**TASK OBJECTIVE:** Copy every entry as is. Leave images out.

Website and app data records
▽

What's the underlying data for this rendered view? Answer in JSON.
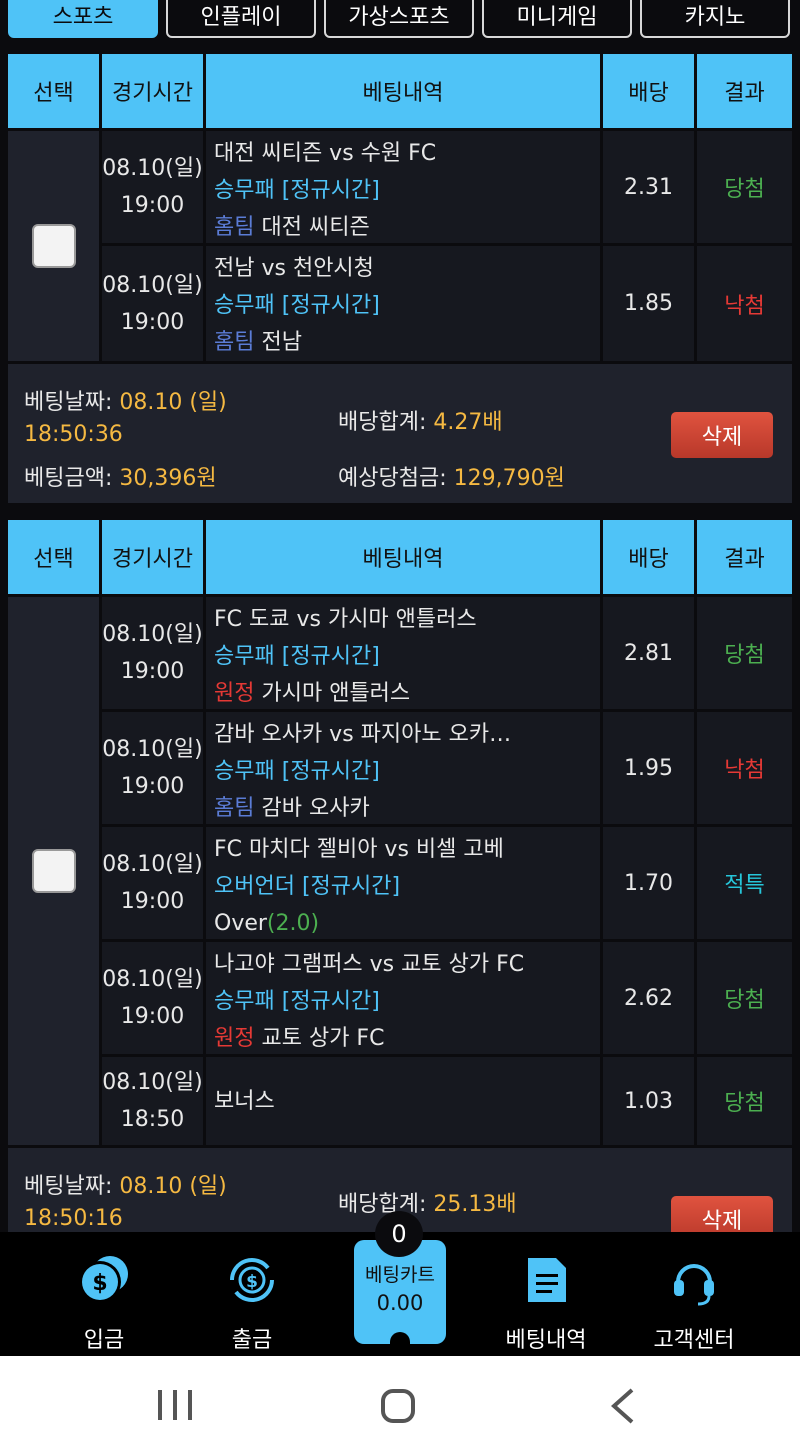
{
  "tabs": [
    {
      "label": "스포츠",
      "active": true
    },
    {
      "label": "인플레이"
    },
    {
      "label": "가상스포츠"
    },
    {
      "label": "미니게임"
    },
    {
      "label": "카지노"
    }
  ],
  "table_header": {
    "select": "선택",
    "time": "경기시간",
    "detail": "베팅내역",
    "odds": "배당",
    "result": "결과"
  },
  "bets": [
    {
      "rows": [
        {
          "date": "08.10(일)",
          "time": "19:00",
          "match": "대전 씨티즌 vs 수원 FC",
          "market": "승무패",
          "period": "[정규시간]",
          "pick_side": "홈팀",
          "pick": "대전 씨티즌",
          "odds": "2.31",
          "result": "당첨"
        },
        {
          "date": "08.10(일)",
          "time": "19:00",
          "match": "전남 vs 천안시청",
          "market": "승무패",
          "period": "[정규시간]",
          "pick_side": "홈팀",
          "pick": "전남",
          "odds": "1.85",
          "result": "낙첨"
        }
      ],
      "summary": {
        "date_label": "베팅날짜:",
        "date_value": "08.10 (일)",
        "time_value": "18:50:36",
        "amount_label": "베팅금액:",
        "amount_value": "30,396원",
        "total_odds_label": "배당합계:",
        "total_odds_value": "4.27배",
        "expected_label": "예상당첨금:",
        "expected_value": "129,790원",
        "delete_label": "삭제"
      }
    },
    {
      "rows": [
        {
          "date": "08.10(일)",
          "time": "19:00",
          "match": "FC 도쿄 vs 가시마 앤틀러스",
          "market": "승무패",
          "period": "[정규시간]",
          "pick_side": "원정",
          "pick": "가시마 앤틀러스",
          "odds": "2.81",
          "result": "당첨"
        },
        {
          "date": "08.10(일)",
          "time": "19:00",
          "match": "감바 오사카 vs 파지아노 오카…",
          "market": "승무패",
          "period": "[정규시간]",
          "pick_side": "홈팀",
          "pick": "감바 오사카",
          "odds": "1.95",
          "result": "낙첨"
        },
        {
          "date": "08.10(일)",
          "time": "19:00",
          "match": "FC 마치다 젤비아 vs 비셀 고베",
          "market": "오버언더",
          "period": "[정규시간]",
          "pick": "Over",
          "pick_line": "(2.0)",
          "odds": "1.70",
          "result": "적특"
        },
        {
          "date": "08.10(일)",
          "time": "19:00",
          "match": "나고야 그램퍼스 vs 교토 상가 FC",
          "market": "승무패",
          "period": "[정규시간]",
          "pick_side": "원정",
          "pick": "교토 상가 FC",
          "odds": "2.62",
          "result": "당첨"
        },
        {
          "date": "08.10(일)",
          "time": "18:50",
          "match": "보너스",
          "odds": "1.03",
          "result": "당첨"
        }
      ],
      "summary": {
        "date_label": "베팅날짜:",
        "date_value": "08.10 (일)",
        "time_value": "18:50:16",
        "total_odds_label": "배당합계:",
        "total_odds_value": "25.13배",
        "delete_label": "삭제"
      }
    }
  ],
  "bottom_nav": {
    "deposit": "입금",
    "withdraw": "출금",
    "cart_label": "베팅카트",
    "cart_value": "0.00",
    "cart_count": "0",
    "history": "베팅내역",
    "support": "고객센터"
  },
  "colors": {
    "accent": "#4fc3f7",
    "win": "#4caf50",
    "lose": "#e53935",
    "refund": "#26c6da",
    "gold": "#f5b942"
  }
}
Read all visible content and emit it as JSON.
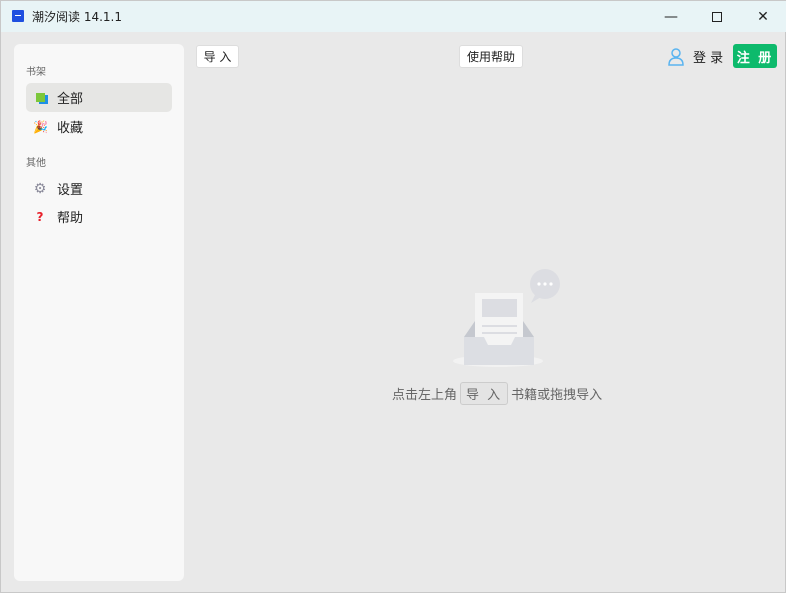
{
  "window": {
    "title": "潮汐阅读 14.1.1"
  },
  "sidebar": {
    "section_shelf": "书架",
    "section_other": "其他",
    "items": [
      {
        "label": "全部"
      },
      {
        "label": "收藏"
      },
      {
        "label": "设置"
      },
      {
        "label": "帮助"
      }
    ]
  },
  "toolbar": {
    "import": "导 入",
    "help": "使用帮助",
    "login": "登 录",
    "register": "注 册"
  },
  "empty": {
    "before": "点击左上角",
    "key": "导 入",
    "after": "书籍或拖拽导入"
  },
  "colors": {
    "accent": "#0dba6c"
  }
}
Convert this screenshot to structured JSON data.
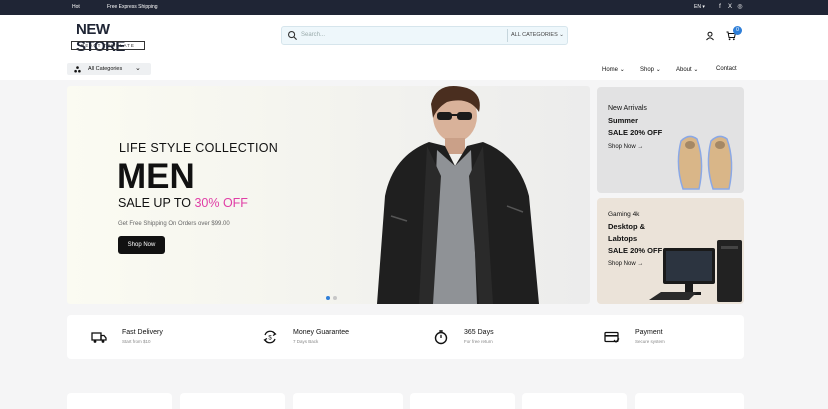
{
  "topbar": {
    "link_1": "Hot",
    "link_2": "Free Express Shipping",
    "language": "EN",
    "social": [
      {
        "icon": "facebook-icon",
        "glyph": "f"
      },
      {
        "icon": "x-twitter-icon",
        "glyph": "X"
      },
      {
        "icon": "instagram-icon",
        "glyph": "◎"
      }
    ]
  },
  "header": {
    "logo_line_1": "NEW STORE",
    "logo_line_2": "REACT TEMPLATE",
    "search_placeholder": "Search...",
    "search_category": "ALL CATEGORIES",
    "cart_count": "0"
  },
  "nav": {
    "all_categories": "All Categories",
    "items": [
      {
        "label": "Home",
        "has_dropdown": true
      },
      {
        "label": "Shop",
        "has_dropdown": true
      },
      {
        "label": "About",
        "has_dropdown": true
      },
      {
        "label": "Contact",
        "has_dropdown": false
      }
    ]
  },
  "hero": {
    "kicker": "LIFE STYLE COLLECTION",
    "headline": "MEN",
    "sale_prefix": "SALE UP TO",
    "sale_percent": "30% OFF",
    "note": "Get Free Shipping On Orders over $99.00",
    "button": "Shop Now",
    "slide_count": 2,
    "active_slide": 1
  },
  "side_banners": [
    {
      "line_1": "New Arrivals",
      "line_2": "Summer",
      "line_3": "SALE 20% OFF",
      "link": "Shop Now"
    },
    {
      "line_1": "Gaming 4k",
      "line_2": "Desktop &",
      "line_3": "Labtops",
      "line_4": "SALE 20% OFF",
      "link": "Shop Now"
    }
  ],
  "features": [
    {
      "icon": "delivery-truck-icon",
      "title": "Fast Delivery",
      "subtitle": "Start from $10"
    },
    {
      "icon": "money-guarantee-icon",
      "title": "Money Guarantee",
      "subtitle": "7 Days Back"
    },
    {
      "icon": "stopwatch-icon",
      "title": "365 Days",
      "subtitle": "For free return"
    },
    {
      "icon": "payment-card-icon",
      "title": "Payment",
      "subtitle": "Secure system"
    }
  ],
  "colors": {
    "topbar_bg": "#1f2535",
    "accent_pink": "#e03ea6",
    "badge_blue": "#2f7fd8",
    "button_black": "#111111"
  }
}
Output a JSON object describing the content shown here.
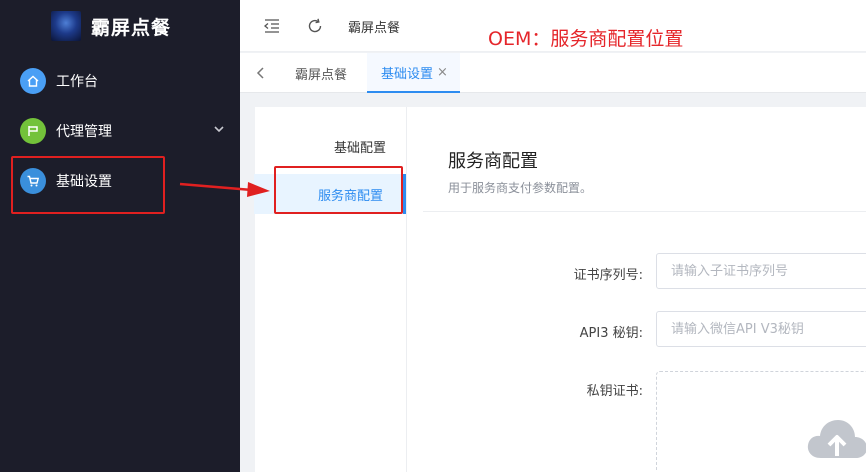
{
  "brand": {
    "title": "霸屏点餐"
  },
  "sidebar": {
    "items": [
      {
        "label": "工作台",
        "icon": "home-icon",
        "color": "#4a9ff5"
      },
      {
        "label": "代理管理",
        "icon": "flag-icon",
        "color": "#73c23a"
      },
      {
        "label": "基础设置",
        "icon": "cart-icon",
        "color": "#3a8fdc"
      }
    ]
  },
  "header": {
    "breadcrumb": "霸屏点餐",
    "annotation": "OEM：服务商配置位置"
  },
  "tags": [
    {
      "label": "霸屏点餐",
      "active": false
    },
    {
      "label": "基础设置",
      "active": true,
      "close": "×"
    }
  ],
  "subnav": {
    "items": [
      {
        "label": "基础配置",
        "active": false
      },
      {
        "label": "服务商配置",
        "active": true
      }
    ]
  },
  "section": {
    "title": "服务商配置",
    "description": "用于服务商支付参数配置。"
  },
  "form": {
    "cert_serial": {
      "label": "证书序列号:",
      "placeholder": "请输入子证书序列号"
    },
    "api3_key": {
      "label": "API3 秘钥:",
      "placeholder": "请输入微信API V3秘钥"
    },
    "private_cert": {
      "label": "私钥证书:"
    }
  },
  "colors": {
    "sidebar_bg": "#1c1d2a",
    "accent": "#2d8cf0",
    "annotation_red": "#e02020"
  }
}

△

**SOLUTION:**
What's the underlying data for this rendered view? Answer in JSON.
{
  "tabs": [
    {
      "label": "스포츠",
      "active": true
    },
    {
      "label": "인플레이"
    },
    {
      "label": "가상스포츠"
    },
    {
      "label": "미니게임"
    },
    {
      "label": "카지노"
    }
  ],
  "table_header": {
    "select": "선택",
    "time": "경기시간",
    "detail": "베팅내역",
    "odds": "배당",
    "result": "결과"
  },
  "bets": [
    {
      "rows": [
        {
          "date": "08.10(일)",
          "time": "19:00",
          "match": "대전 씨티즌 vs 수원 FC",
          "market": "승무패",
          "period": "[정규시간]",
          "pick_side": "홈팀",
          "pick": "대전 씨티즌",
          "odds": "2.31",
          "result": "당첨"
        },
        {
          "date": "08.10(일)",
          "time": "19:00",
          "match": "전남 vs 천안시청",
          "market": "승무패",
          "period": "[정규시간]",
          "pick_side": "홈팀",
          "pick": "전남",
          "odds": "1.85",
          "result": "낙첨"
        }
      ],
      "summary": {
        "date_label": "베팅날짜:",
        "date_value": "08.10 (일)",
        "time_value": "18:50:36",
        "amount_label": "베팅금액:",
        "amount_value": "30,396원",
        "total_odds_label": "배당합계:",
        "total_odds_value": "4.27배",
        "expected_label": "예상당첨금:",
        "expected_value": "129,790원",
        "delete_label": "삭제"
      }
    },
    {
      "rows": [
        {
          "date": "08.10(일)",
          "time": "19:00",
          "match": "FC 도쿄 vs 가시마 앤틀러스",
          "market": "승무패",
          "period": "[정규시간]",
          "pick_side": "원정",
          "pick": "가시마 앤틀러스",
          "odds": "2.81",
          "result": "당첨"
        },
        {
          "date": "08.10(일)",
          "time": "19:00",
          "match": "감바 오사카 vs 파지아노 오카…",
          "market": "승무패",
          "period": "[정규시간]",
          "pick_side": "홈팀",
          "pick": "감바 오사카",
          "odds": "1.95",
          "result": "낙첨"
        },
        {
          "date": "08.10(일)",
          "time": "19:00",
          "match": "FC 마치다 젤비아 vs 비셀 고베",
          "market": "오버언더",
          "period": "[정규시간]",
          "pick": "Over",
          "pick_line": "(2.0)",
          "odds": "1.70",
          "result": "적특"
        },
        {
          "date": "08.10(일)",
          "time": "19:00",
          "match": "나고야 그램퍼스 vs 교토 상가 FC",
          "market": "승무패",
          "period": "[정규시간]",
          "pick_side": "원정",
          "pick": "교토 상가 FC",
          "odds": "2.62",
          "result": "당첨"
        },
        {
          "date": "08.10(일)",
          "time": "18:50",
          "match": "보너스",
          "odds": "1.03",
          "result": "당첨"
        }
      ],
      "summary": {
        "date_label": "베팅날짜:",
        "date_value": "08.10 (일)",
        "time_value": "18:50:16",
        "total_odds_label": "배당합계:",
        "total_odds_value": "25.13배",
        "delete_label": "삭제"
      }
    }
  ],
  "bottom_nav": {
    "deposit": "입금",
    "withdraw": "출금",
    "cart_label": "베팅카트",
    "cart_value": "0.00",
    "cart_count": "0",
    "history": "베팅내역",
    "support": "고객센터"
  },
  "colors": {
    "accent": "#4fc3f7",
    "win": "#4caf50",
    "lose": "#e53935",
    "refund": "#26c6da",
    "gold": "#f5b942"
  }
}
Read all visible content and emit it as JSON.
{
  "window": {
    "title": "潮汐阅读 14.1.1"
  },
  "sidebar": {
    "section_shelf": "书架",
    "section_other": "其他",
    "items": [
      {
        "label": "全部"
      },
      {
        "label": "收藏"
      },
      {
        "label": "设置"
      },
      {
        "label": "帮助"
      }
    ]
  },
  "toolbar": {
    "import": "导 入",
    "help": "使用帮助",
    "login": "登 录",
    "register": "注 册"
  },
  "empty": {
    "before": "点击左上角",
    "key": "导 入",
    "after": "书籍或拖拽导入"
  },
  "colors": {
    "accent": "#0dba6c"
  }
}
Convert this screenshot to structured JSON data.
{
  "topbar": {
    "link_1": "Hot",
    "link_2": "Free Express Shipping",
    "language": "EN",
    "social": [
      {
        "icon": "facebook-icon",
        "glyph": "f"
      },
      {
        "icon": "x-twitter-icon",
        "glyph": "X"
      },
      {
        "icon": "instagram-icon",
        "glyph": "◎"
      }
    ]
  },
  "header": {
    "logo_line_1": "NEW STORE",
    "logo_line_2": "REACT TEMPLATE",
    "search_placeholder": "Search...",
    "search_category": "ALL CATEGORIES",
    "cart_count": "0"
  },
  "nav": {
    "all_categories": "All Categories",
    "items": [
      {
        "label": "Home",
        "has_dropdown": true
      },
      {
        "label": "Shop",
        "has_dropdown": true
      },
      {
        "label": "About",
        "has_dropdown": true
      },
      {
        "label": "Contact",
        "has_dropdown": false
      }
    ]
  },
  "hero": {
    "kicker": "LIFE STYLE COLLECTION",
    "headline": "MEN",
    "sale_prefix": "SALE UP TO",
    "sale_percent": "30% OFF",
    "note": "Get Free Shipping On Orders over $99.00",
    "button": "Shop Now",
    "slide_count": 2,
    "active_slide": 1
  },
  "side_banners": [
    {
      "line_1": "New Arrivals",
      "line_2": "Summer",
      "line_3": "SALE 20% OFF",
      "link": "Shop Now"
    },
    {
      "line_1": "Gaming 4k",
      "line_2": "Desktop &",
      "line_3": "Labtops",
      "line_4": "SALE 20% OFF",
      "link": "Shop Now"
    }
  ],
  "features": [
    {
      "icon": "delivery-truck-icon",
      "title": "Fast Delivery",
      "subtitle": "Start from $10"
    },
    {
      "icon": "money-guarantee-icon",
      "title": "Money Guarantee",
      "subtitle": "7 Days Back"
    },
    {
      "icon": "stopwatch-icon",
      "title": "365 Days",
      "subtitle": "For free return"
    },
    {
      "icon": "payment-card-icon",
      "title": "Payment",
      "subtitle": "Secure system"
    }
  ],
  "colors": {
    "topbar_bg": "#1f2535",
    "accent_pink": "#e03ea6",
    "badge_blue": "#2f7fd8",
    "button_black": "#111111"
  }
}
Output a JSON object describing the content shown here.
{
  "brand": {
    "title": "霸屏点餐"
  },
  "sidebar": {
    "items": [
      {
        "label": "工作台",
        "icon": "home-icon",
        "color": "#4a9ff5"
      },
      {
        "label": "代理管理",
        "icon": "flag-icon",
        "color": "#73c23a"
      },
      {
        "label": "基础设置",
        "icon": "cart-icon",
        "color": "#3a8fdc"
      }
    ]
  },
  "header": {
    "breadcrumb": "霸屏点餐",
    "annotation": "OEM：服务商配置位置"
  },
  "tags": [
    {
      "label": "霸屏点餐",
      "active": false
    },
    {
      "label": "基础设置",
      "active": true,
      "close": "×"
    }
  ],
  "subnav": {
    "items": [
      {
        "label": "基础配置",
        "active": false
      },
      {
        "label": "服务商配置",
        "active": true
      }
    ]
  },
  "section": {
    "title": "服务商配置",
    "description": "用于服务商支付参数配置。"
  },
  "form": {
    "cert_serial": {
      "label": "证书序列号:",
      "placeholder": "请输入子证书序列号"
    },
    "api3_key": {
      "label": "API3 秘钥:",
      "placeholder": "请输入微信API V3秘钥"
    },
    "private_cert": {
      "label": "私钥证书:"
    }
  },
  "colors": {
    "sidebar_bg": "#1c1d2a",
    "accent": "#2d8cf0",
    "annotation_red": "#e02020"
  }
}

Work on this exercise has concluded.